The howl of Robert Plant’s voice on Led Zeppelin’s “When the Levee Breaks” is apt to describe the current situation for employers as the workers’ compensation system in Illinois is threatened.
The balance of the workers’ compensation system was upset with Public Act 101-0006 that amended the Illinois Workers’ Compensation Act and the Illinois Workers’ Occupational Disease Act to allow workers to bring civil actions against their employers in latent injury and disease cases that developed from exposure more than 25 years before the filing of the suit.
Prior to PA 101-0006, and since 1911, under Illinois law the exclusive remedy provision found in the acts “is part of the quid pro quo in which the sacrifices and gains of employees and employers are to some extent put in balance, for, while the employer assumes a new liability without fault, he is relieved of the prospect of large damage verdicts.” Meerbrey v. Marshall Field & Co., Inc., 139 Ill.2d 455, 462 (1990). “This trade-off between employer and employee promoted the fundamental purpose of the [a]ct, which was to afford protection to employees by providing them prompt and equitable compensation for their injuries.” Kelsay v. Motorola, Inc., 74 Ill.2d 172, 180-81 (1978).
In reliance on these longstanding tradeoffs, most commercial general liability policies contain employee exclusions and most workers’ compensation policies have exclusions for actions brought in the civil system by employees. Although superficially appearing to have the noble purpose of compensating employees barred by a short repose period, the practical effect of PA 101-0006 is to divest many Illinois employers of their insurance protection — a result emblematic of the unmooring of the workers’ compensation system.
The previously impenetrable divide between the workers’ compensation system and the civil law system was breached for the first time by PA 101-0006. The statute created a new class of employees, those who were exposed more than 25 years before the filing of their suit, that were allowed to bring their claims in civil court, while those exposed within the last 25 years, remained in the workers’ compensation system.
Obviously aimed at asbestos claimants, this creation of a special class of tort plaintiffs violated the Illinois Constitution’s prohibition on passing special laws.
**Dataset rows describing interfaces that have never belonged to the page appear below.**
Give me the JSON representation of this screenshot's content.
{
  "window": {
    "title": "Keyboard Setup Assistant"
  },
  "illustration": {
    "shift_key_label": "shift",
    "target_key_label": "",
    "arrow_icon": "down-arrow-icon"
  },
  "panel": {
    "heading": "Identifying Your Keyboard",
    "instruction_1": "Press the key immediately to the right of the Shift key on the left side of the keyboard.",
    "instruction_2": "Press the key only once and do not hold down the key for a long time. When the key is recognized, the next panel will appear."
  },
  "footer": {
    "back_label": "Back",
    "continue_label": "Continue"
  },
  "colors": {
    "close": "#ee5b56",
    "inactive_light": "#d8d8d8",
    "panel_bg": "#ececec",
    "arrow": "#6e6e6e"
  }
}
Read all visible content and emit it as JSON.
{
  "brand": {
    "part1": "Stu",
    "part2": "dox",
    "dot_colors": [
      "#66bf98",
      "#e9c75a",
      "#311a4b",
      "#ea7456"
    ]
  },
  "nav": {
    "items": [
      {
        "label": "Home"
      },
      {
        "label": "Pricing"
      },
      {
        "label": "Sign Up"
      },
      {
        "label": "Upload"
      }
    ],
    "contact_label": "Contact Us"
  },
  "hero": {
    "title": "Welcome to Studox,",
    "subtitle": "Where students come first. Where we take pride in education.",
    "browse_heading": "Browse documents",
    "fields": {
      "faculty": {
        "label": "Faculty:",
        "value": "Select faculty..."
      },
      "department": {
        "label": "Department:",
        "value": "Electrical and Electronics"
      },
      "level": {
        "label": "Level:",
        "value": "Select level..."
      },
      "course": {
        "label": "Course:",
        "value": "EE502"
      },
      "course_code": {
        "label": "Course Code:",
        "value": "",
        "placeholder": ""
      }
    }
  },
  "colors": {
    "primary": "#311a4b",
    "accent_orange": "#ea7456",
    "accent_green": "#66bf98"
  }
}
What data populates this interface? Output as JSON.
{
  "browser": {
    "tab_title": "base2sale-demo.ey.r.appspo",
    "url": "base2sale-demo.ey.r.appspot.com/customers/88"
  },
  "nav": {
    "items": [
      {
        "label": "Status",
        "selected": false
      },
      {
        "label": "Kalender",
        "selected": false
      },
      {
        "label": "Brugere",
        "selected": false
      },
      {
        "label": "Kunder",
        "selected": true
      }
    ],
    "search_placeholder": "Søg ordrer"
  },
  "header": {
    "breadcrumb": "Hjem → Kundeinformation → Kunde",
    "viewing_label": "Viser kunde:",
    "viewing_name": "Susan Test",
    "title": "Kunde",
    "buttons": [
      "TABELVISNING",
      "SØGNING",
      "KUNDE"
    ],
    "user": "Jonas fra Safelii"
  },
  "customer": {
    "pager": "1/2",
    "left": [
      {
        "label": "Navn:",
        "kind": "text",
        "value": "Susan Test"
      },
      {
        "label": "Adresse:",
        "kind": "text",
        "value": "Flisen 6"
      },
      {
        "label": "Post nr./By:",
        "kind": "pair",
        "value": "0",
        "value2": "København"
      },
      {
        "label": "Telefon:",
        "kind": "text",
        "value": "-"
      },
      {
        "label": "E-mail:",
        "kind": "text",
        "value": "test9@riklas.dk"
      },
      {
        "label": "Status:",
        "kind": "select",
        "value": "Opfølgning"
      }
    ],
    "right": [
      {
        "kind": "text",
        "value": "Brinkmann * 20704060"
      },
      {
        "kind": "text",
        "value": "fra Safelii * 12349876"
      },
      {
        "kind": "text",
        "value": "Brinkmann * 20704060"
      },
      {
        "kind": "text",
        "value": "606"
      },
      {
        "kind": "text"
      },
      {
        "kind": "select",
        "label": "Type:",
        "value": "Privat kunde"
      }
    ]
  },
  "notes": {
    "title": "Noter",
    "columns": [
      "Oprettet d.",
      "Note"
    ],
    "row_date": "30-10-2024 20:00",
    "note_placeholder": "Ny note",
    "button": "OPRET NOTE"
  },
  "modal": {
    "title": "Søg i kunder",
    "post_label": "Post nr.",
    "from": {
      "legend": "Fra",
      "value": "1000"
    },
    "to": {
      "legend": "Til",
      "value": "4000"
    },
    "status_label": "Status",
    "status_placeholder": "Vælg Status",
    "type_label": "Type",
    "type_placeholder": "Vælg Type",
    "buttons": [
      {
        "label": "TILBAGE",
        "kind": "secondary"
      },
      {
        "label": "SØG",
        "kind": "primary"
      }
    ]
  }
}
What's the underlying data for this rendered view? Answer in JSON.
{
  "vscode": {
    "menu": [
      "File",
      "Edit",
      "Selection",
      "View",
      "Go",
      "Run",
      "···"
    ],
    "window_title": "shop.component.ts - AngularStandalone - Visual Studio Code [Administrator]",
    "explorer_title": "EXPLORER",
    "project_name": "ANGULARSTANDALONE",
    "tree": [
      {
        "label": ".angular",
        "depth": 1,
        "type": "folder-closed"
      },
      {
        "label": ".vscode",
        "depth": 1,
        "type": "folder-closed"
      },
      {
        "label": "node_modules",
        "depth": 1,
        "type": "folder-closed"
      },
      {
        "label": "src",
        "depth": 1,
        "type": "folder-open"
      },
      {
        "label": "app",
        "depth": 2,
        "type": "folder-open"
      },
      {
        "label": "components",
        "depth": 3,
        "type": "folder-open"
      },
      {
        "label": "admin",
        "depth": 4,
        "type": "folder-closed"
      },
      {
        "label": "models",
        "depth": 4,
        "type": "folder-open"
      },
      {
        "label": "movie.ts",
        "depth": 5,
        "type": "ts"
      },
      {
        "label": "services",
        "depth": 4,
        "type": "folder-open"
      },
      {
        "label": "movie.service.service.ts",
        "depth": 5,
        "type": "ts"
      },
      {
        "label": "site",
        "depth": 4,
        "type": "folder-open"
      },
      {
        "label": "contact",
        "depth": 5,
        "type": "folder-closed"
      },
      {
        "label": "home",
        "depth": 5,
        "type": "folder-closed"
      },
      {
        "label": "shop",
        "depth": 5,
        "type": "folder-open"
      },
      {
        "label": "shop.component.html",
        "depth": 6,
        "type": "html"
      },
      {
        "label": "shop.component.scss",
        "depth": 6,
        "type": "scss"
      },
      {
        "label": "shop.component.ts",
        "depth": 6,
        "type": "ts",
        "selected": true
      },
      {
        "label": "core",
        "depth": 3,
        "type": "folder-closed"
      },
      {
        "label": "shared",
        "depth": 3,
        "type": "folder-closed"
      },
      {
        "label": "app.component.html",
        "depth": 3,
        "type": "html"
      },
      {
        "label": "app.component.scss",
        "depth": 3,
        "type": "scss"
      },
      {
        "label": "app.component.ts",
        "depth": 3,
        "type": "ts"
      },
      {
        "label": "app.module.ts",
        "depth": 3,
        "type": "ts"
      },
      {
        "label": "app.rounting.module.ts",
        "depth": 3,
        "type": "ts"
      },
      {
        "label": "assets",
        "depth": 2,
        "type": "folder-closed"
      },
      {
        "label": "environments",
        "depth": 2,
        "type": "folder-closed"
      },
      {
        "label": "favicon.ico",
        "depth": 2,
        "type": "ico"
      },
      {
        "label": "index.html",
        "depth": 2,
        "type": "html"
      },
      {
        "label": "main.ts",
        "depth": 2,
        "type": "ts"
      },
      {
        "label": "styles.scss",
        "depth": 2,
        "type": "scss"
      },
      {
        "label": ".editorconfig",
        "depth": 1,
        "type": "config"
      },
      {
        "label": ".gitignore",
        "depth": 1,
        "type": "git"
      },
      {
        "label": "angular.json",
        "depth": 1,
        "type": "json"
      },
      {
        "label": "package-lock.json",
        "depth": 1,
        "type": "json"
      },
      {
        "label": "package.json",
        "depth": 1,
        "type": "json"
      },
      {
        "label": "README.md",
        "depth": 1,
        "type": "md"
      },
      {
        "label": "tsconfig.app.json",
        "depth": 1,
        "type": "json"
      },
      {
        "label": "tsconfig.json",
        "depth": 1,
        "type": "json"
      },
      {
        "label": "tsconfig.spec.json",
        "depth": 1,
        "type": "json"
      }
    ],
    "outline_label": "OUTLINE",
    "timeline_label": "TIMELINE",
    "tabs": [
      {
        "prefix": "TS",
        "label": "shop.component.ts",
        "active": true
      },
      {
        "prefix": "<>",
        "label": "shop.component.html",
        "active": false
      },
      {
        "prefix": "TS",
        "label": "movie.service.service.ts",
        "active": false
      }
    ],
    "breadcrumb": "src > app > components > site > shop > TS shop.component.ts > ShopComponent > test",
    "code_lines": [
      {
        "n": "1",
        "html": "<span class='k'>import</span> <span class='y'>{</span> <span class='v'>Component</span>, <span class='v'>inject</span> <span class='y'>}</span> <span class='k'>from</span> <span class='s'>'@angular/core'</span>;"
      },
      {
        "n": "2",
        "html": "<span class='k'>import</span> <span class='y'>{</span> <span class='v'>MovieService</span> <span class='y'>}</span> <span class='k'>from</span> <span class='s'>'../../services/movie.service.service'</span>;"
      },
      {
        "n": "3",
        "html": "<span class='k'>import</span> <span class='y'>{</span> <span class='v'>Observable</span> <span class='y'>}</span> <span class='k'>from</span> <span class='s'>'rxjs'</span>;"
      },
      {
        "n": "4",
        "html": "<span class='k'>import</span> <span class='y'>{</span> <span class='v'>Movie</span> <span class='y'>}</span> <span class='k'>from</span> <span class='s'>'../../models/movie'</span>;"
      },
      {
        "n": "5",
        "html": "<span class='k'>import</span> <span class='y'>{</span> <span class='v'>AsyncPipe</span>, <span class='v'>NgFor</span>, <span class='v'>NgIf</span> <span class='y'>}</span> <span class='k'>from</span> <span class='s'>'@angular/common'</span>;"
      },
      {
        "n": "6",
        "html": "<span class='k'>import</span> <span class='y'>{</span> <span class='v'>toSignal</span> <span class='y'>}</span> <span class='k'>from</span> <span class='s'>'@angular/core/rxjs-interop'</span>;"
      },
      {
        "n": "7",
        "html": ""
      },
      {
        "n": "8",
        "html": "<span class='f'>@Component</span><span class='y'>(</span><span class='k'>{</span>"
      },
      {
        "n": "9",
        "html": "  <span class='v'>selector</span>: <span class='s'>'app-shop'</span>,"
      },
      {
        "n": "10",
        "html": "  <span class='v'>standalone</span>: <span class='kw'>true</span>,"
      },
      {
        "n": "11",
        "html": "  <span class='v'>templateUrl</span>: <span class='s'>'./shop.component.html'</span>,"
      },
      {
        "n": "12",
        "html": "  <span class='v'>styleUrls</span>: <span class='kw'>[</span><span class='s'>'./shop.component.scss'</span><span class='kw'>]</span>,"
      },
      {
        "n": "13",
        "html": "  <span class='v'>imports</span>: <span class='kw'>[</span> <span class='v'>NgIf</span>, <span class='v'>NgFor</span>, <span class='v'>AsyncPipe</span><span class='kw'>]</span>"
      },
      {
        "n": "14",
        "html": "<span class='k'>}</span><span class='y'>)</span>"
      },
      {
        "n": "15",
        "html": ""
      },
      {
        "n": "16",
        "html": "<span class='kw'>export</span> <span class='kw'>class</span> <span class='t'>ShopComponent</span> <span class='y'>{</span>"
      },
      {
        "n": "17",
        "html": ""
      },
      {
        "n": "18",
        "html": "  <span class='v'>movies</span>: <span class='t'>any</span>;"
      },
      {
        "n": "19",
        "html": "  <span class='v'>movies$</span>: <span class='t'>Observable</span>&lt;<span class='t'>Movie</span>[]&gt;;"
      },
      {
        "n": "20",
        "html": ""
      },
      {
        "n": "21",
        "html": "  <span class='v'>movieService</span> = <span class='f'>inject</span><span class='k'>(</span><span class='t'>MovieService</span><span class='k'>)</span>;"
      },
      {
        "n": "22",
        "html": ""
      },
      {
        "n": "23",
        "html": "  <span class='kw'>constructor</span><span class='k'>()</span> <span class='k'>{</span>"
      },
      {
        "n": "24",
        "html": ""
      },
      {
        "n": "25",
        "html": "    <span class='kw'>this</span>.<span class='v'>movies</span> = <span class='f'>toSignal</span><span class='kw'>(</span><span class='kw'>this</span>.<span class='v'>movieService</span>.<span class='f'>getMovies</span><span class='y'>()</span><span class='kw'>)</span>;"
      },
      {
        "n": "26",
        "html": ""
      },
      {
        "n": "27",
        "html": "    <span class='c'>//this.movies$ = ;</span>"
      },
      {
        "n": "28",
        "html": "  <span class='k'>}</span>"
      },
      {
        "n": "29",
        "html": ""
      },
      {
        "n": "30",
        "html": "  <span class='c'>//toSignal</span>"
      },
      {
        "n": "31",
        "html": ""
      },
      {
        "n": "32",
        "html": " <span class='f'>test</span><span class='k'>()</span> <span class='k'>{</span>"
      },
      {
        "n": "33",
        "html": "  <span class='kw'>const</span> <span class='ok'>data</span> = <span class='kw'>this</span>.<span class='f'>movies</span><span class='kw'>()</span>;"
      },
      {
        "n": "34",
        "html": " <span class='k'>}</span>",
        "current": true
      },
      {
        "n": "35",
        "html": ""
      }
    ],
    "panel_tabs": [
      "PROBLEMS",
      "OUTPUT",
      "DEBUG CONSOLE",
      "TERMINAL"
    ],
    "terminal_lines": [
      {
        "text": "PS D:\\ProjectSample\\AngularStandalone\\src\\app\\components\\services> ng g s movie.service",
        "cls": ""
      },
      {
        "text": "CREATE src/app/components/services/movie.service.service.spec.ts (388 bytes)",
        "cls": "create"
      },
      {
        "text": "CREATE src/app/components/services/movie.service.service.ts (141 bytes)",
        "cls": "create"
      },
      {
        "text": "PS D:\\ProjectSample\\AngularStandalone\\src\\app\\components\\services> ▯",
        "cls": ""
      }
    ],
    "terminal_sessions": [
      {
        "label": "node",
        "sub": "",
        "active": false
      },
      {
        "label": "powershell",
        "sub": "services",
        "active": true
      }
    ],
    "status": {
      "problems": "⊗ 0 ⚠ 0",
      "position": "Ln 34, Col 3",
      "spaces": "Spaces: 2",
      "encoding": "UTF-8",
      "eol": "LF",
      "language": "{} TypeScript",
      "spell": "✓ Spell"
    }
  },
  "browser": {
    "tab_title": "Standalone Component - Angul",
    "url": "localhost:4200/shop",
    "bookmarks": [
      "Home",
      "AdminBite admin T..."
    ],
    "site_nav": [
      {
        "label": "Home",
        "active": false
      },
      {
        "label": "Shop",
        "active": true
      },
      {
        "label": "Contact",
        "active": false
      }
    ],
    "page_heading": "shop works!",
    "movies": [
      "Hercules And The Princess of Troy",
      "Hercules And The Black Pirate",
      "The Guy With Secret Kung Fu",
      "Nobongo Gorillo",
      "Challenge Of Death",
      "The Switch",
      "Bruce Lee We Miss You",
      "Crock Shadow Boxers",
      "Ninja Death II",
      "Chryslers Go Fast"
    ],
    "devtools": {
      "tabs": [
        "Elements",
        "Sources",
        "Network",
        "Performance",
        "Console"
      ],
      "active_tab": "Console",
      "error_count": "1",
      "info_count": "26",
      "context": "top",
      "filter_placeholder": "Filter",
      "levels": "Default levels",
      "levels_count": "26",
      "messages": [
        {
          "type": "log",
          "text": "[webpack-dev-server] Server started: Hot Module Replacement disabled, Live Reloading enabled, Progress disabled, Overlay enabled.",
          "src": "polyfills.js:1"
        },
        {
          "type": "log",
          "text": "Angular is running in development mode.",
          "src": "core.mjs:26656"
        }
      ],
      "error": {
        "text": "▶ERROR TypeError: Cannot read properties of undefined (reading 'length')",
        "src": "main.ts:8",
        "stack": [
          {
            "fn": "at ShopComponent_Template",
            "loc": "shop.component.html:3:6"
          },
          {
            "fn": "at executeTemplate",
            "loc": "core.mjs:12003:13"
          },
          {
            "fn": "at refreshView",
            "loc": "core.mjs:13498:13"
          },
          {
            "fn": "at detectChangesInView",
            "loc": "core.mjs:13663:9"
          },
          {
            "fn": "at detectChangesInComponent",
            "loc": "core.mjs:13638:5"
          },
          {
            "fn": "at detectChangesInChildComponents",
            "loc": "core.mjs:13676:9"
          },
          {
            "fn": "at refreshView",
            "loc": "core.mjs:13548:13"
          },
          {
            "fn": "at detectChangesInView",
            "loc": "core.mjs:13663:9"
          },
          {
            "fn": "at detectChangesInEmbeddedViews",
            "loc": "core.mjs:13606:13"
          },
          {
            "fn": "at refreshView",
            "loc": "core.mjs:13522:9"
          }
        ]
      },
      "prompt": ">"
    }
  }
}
Ill. Const. 1970, Article IV, Sec. 13. The courts, which under the Illinois Constitution are the exclusive arbitrators of what constitutes special legislation, have held that this clause means that the “General Assembly is prohibited from passing laws that confer a special benefit on a select group to the exclusion of others similarly situated.” Best v. Taylor Machine Works, 179 Ill.2d 367, 391 (1997). By arbitrarily dividing workers by their date of exposure, the General Assembly did just that.
In addition, friable asbestos insulation products were no longer produced after the mid-1970s, and asbestos was largely in disuse by the mid-1980s. Most, if not all of the potential plaintiffs who could bring a civil action under PA 101-0006, were exposed to asbestos more than 25 years before the May 17, 2019, effective date of the act. The Illinois Supreme Court held in John Doe A v. Diocese of Dallas, 234 Ill.2d 393, 411-412 (2009), that “once a claim is time barred, it cannot be revived through subsequent legislative action without offending the due process protections of our state’s constitution.” This violation of basic due process protection is yet another problem created by recent legislative overreach.
Exacerbating the problems to the workers compensation system created by PA 101-0006 would be the passage of HB 5769, the Personal Protective Equipment Responsibility Act. HB 5769 would allow employees to bring actions against employers for their failure to provide personal protection equipment in situations when there is a disaster proclamation by the governor. This obligation would exist not only under the current COVID-19 crisis, but to protect from “biological hazards, chemical hazards, radiological hazards, or mechanical irritants.”
The bill does not limit the scope or type of disaster declaration that is necessary and takes no account of the availability to employers of personal protection equipment that might be needed in a given, and potentially unforeseeable, circumstance. Again ignoring the longstanding balance of the workers’ compensation system, the bill would create indeterminate liabilities for Illinois employers in the tort system, and make the employer subject to employees’ recovery of three times actual damages plus punitive damages and attorneys’ fees.
Illinois policy has long been to separate the workers’ compensation and civil justice systems. In reliance on that separation, employers purchased specific policies of insurance to protect against the risks that were presented in each system, but these policies offer no coverage when the legislature ignores this distinction.
PA 101-0006 breached that separation and HB 5769 threatens to turn that crack into a full breach. Levees exist to keep back flood waters. If Illinois continues down this path and abandons the wisdom of more than a century of policy and the protection provided by the Illinois Constitution, a damaging flood will likely result and “cryin’ won’t help you prayin’ won’t do you no good.”